EXERCISE REQUIREMENTS
How many of the lines below have "What" in them? Say the number and nothing more.

DATA IN THIS EXERCISE

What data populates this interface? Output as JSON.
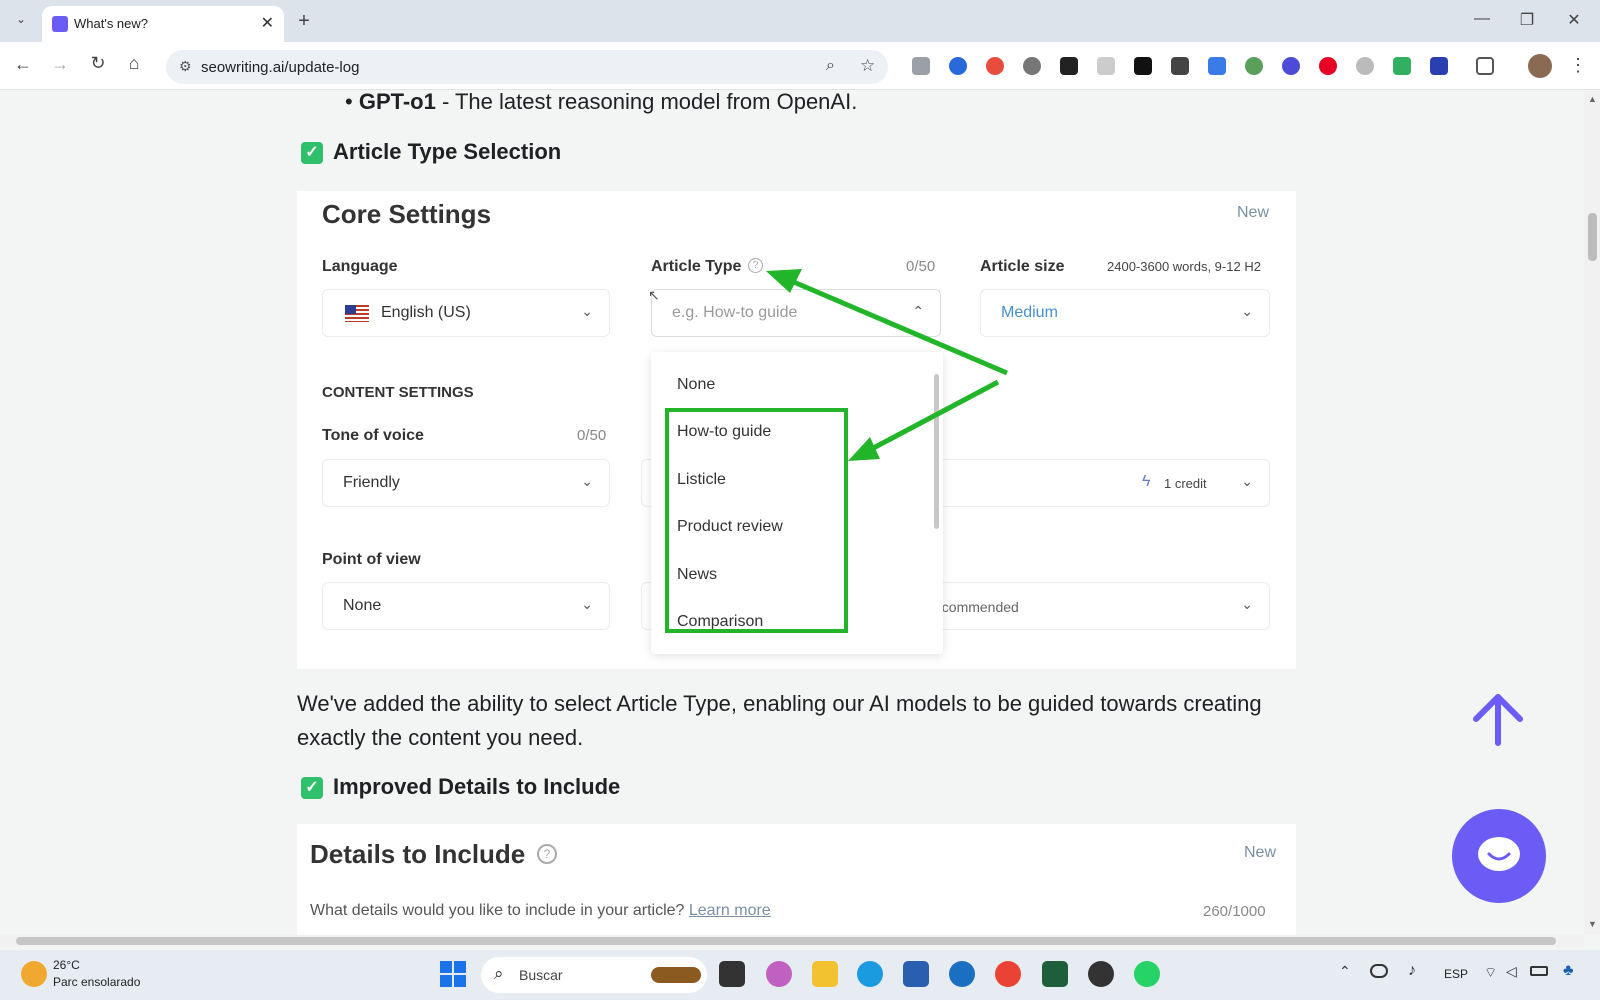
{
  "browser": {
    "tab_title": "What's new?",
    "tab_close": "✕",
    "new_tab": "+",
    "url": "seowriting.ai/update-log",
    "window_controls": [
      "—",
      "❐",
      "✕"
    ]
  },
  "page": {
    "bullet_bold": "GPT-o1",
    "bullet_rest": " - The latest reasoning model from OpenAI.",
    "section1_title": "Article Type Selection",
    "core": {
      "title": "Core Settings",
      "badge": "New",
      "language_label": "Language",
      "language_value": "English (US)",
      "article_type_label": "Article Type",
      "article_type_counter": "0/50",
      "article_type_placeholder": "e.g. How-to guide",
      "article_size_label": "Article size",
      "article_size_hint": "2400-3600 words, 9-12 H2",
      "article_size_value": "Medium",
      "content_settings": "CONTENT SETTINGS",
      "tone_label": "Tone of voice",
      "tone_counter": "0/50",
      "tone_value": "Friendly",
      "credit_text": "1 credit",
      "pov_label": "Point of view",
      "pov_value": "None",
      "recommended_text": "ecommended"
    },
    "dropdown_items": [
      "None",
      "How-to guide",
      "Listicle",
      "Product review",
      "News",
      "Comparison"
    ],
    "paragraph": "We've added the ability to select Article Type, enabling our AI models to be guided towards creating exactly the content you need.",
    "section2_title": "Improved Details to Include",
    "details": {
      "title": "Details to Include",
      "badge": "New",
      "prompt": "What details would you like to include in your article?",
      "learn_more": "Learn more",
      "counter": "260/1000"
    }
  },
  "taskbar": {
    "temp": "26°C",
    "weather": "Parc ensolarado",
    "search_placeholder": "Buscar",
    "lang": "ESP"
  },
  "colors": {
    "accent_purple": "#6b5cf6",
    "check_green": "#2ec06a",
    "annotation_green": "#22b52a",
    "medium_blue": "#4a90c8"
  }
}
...
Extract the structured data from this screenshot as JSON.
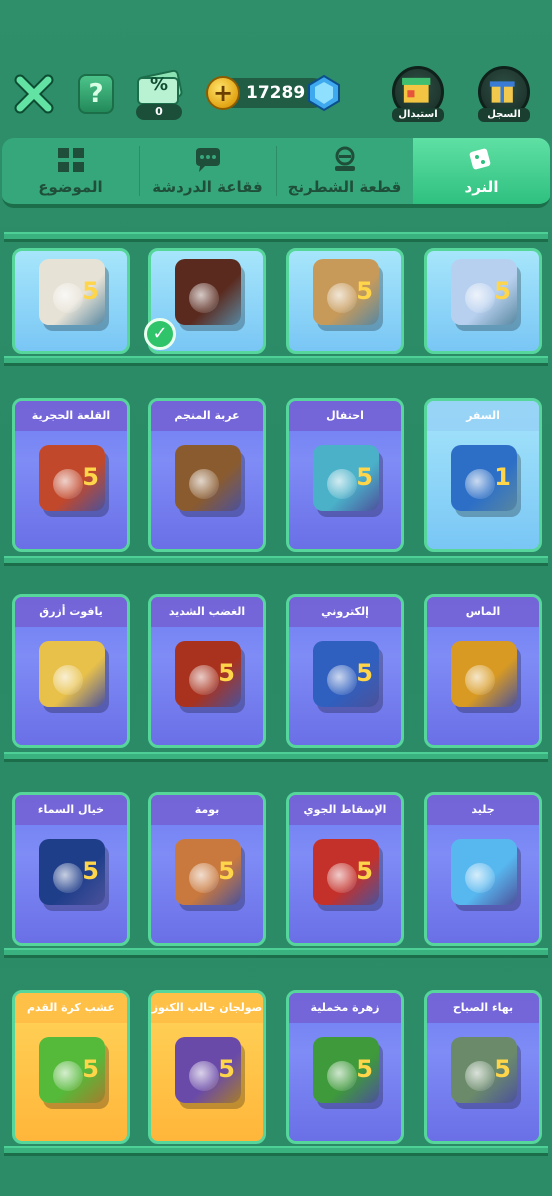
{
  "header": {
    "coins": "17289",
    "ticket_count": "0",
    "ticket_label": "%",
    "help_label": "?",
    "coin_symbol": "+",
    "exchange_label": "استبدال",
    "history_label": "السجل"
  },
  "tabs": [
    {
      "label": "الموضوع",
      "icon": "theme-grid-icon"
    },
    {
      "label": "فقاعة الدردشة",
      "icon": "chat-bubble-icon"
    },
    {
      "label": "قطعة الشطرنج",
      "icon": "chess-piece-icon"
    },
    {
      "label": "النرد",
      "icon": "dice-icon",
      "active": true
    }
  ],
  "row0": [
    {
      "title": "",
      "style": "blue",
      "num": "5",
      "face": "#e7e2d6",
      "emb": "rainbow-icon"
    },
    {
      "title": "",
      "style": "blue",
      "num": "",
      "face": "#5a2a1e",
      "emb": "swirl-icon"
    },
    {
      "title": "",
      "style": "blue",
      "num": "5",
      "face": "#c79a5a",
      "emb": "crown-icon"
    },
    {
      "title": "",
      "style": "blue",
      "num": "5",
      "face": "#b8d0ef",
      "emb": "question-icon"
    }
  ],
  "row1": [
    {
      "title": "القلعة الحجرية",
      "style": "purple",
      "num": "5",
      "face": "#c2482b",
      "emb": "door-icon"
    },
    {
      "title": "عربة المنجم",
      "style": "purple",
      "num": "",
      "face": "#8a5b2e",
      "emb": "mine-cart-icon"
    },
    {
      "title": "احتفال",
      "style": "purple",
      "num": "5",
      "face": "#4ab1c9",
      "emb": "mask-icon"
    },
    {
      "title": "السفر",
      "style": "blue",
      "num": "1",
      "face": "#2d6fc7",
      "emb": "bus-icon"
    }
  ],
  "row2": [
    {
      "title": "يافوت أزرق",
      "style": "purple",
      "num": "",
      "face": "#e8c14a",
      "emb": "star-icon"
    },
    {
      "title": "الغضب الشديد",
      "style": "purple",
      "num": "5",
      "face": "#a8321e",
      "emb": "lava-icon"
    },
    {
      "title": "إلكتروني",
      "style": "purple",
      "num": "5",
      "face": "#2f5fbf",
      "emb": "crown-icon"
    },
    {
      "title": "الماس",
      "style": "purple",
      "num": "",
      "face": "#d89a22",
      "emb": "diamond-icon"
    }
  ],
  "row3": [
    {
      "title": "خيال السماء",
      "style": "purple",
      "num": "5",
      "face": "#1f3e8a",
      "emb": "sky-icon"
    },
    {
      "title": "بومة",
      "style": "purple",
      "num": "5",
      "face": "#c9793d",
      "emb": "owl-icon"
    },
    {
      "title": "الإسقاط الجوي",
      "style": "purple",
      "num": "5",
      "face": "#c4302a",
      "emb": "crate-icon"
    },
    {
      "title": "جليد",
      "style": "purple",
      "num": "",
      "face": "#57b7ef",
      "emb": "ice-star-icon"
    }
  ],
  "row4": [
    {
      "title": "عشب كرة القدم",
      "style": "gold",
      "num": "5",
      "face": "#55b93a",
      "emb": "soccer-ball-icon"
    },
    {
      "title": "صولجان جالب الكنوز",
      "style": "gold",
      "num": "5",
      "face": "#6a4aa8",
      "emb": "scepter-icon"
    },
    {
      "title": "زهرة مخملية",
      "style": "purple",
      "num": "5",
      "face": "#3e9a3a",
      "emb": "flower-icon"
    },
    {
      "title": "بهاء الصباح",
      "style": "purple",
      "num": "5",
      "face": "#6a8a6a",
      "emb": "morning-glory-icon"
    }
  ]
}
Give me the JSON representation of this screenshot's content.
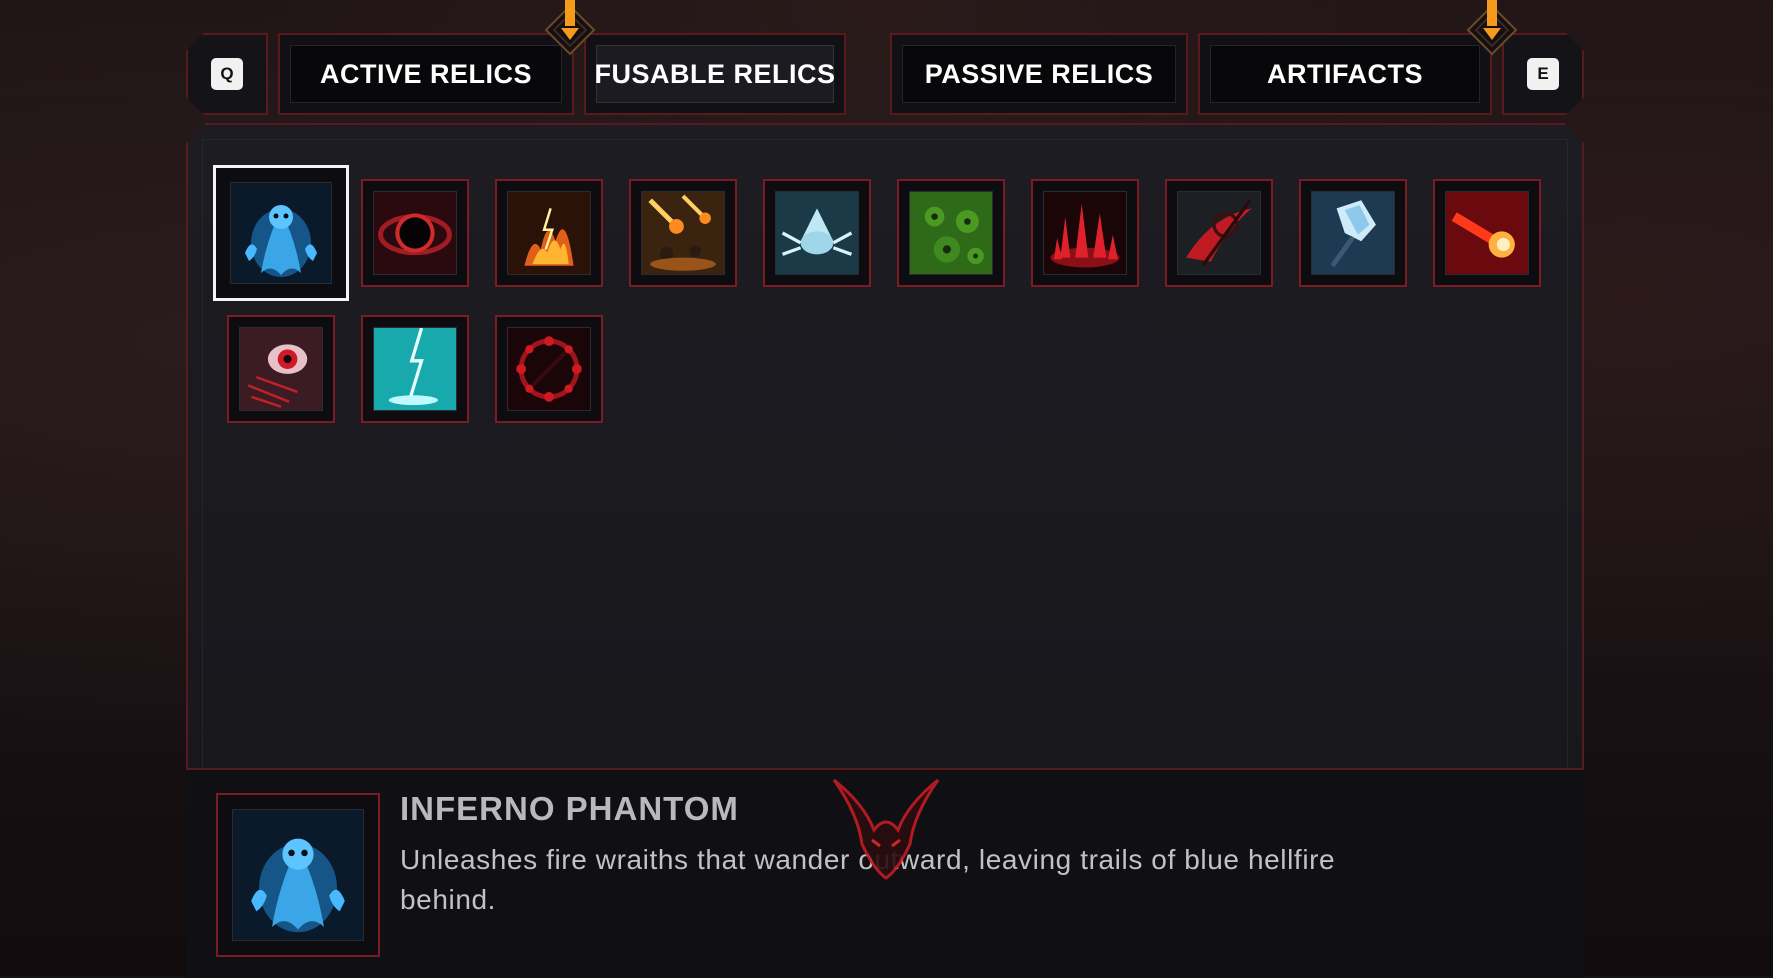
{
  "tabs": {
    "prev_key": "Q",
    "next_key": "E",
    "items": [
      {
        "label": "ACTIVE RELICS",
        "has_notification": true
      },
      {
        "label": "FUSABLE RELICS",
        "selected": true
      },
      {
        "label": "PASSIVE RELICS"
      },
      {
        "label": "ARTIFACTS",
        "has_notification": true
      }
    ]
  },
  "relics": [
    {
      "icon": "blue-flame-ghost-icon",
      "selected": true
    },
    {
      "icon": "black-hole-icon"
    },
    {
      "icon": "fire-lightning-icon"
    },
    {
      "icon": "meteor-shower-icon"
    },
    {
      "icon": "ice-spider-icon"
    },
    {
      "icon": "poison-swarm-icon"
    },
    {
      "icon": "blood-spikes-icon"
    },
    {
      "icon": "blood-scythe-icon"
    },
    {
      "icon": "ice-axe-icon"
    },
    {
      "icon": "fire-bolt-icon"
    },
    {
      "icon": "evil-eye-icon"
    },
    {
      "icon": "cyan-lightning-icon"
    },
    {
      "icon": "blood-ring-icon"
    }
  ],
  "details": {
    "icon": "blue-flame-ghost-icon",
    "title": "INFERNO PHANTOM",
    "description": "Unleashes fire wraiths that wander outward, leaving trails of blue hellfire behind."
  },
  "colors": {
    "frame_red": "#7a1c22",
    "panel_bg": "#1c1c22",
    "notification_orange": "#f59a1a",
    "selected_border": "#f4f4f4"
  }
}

SOLUTION BELOW
3